* **THE TASK**
Search the listing for the word "label" and say how many lines have it, nothing besides.

* **LISTED ENTRIES**

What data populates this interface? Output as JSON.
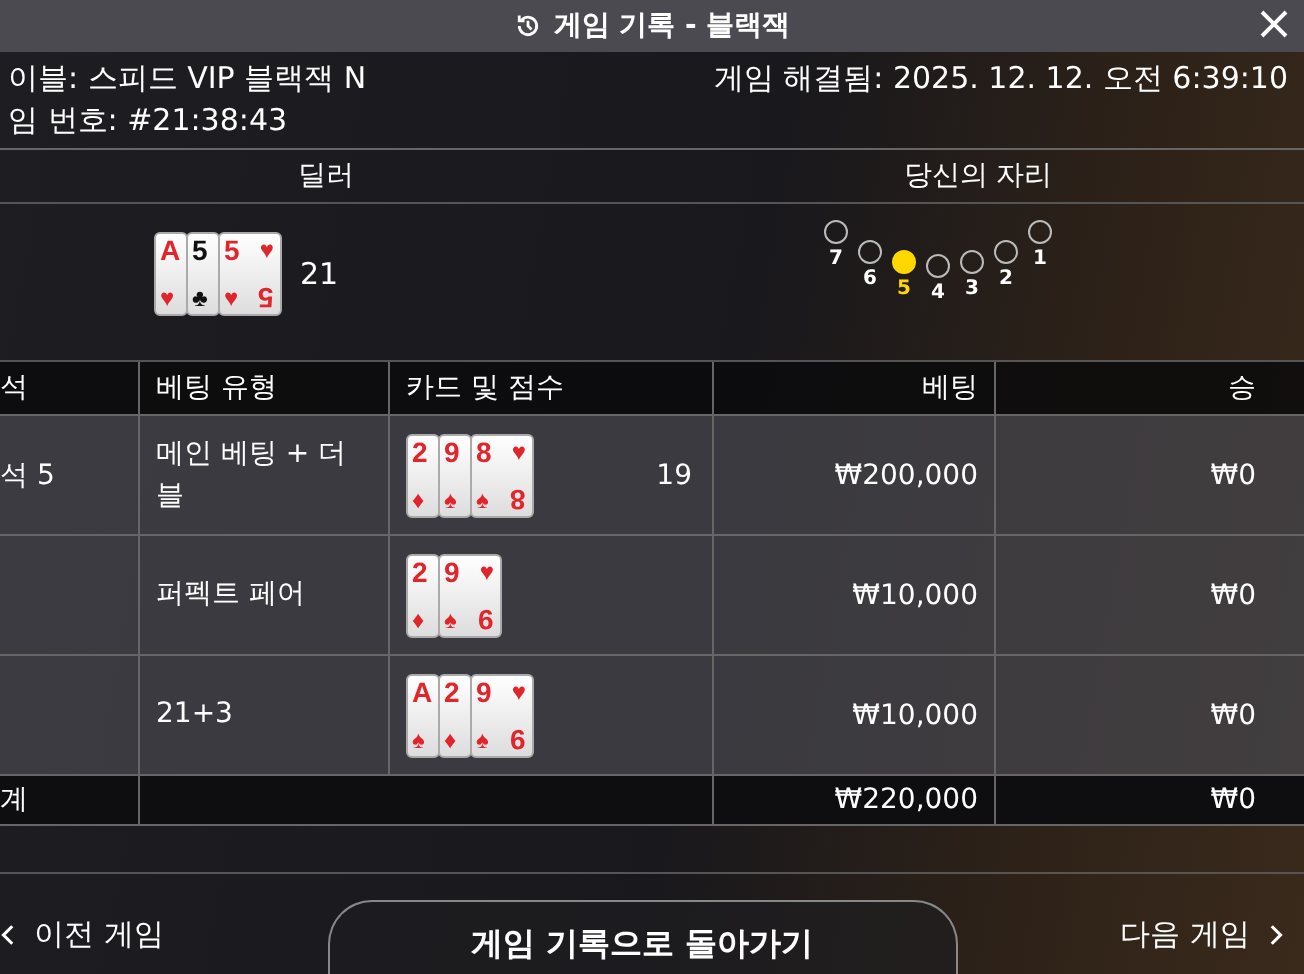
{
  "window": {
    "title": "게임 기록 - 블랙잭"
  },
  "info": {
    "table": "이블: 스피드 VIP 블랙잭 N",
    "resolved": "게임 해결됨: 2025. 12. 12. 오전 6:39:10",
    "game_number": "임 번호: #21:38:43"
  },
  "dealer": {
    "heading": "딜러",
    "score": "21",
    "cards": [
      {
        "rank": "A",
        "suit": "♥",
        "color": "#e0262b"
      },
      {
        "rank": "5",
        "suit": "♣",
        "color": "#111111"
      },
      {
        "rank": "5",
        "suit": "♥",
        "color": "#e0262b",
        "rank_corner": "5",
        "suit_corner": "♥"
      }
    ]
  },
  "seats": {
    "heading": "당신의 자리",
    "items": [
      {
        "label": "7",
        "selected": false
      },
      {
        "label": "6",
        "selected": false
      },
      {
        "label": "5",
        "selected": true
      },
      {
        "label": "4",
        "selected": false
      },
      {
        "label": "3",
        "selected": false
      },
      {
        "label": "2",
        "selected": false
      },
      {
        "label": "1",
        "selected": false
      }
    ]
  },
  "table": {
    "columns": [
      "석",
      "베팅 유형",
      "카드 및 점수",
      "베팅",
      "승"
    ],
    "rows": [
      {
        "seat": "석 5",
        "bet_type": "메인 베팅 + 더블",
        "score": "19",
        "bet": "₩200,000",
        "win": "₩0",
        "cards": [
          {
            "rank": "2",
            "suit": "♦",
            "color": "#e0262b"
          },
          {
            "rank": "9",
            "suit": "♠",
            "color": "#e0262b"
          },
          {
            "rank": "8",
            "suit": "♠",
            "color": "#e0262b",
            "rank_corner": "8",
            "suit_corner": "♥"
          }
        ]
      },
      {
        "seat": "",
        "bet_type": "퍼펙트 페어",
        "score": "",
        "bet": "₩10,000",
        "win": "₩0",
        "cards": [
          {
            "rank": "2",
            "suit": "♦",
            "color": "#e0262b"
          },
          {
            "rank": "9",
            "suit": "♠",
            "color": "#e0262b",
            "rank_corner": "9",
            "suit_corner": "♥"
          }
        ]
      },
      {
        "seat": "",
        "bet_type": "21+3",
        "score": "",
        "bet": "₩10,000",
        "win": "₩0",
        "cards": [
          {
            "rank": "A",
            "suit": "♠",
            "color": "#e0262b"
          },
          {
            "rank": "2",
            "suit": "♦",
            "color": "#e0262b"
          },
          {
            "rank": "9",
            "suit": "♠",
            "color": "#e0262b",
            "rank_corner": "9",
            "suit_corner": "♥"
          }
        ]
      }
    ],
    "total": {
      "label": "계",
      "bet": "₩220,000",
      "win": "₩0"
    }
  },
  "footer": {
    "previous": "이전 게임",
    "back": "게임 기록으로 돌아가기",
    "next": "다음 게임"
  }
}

* **RESPONSE TO THIS TASK**
8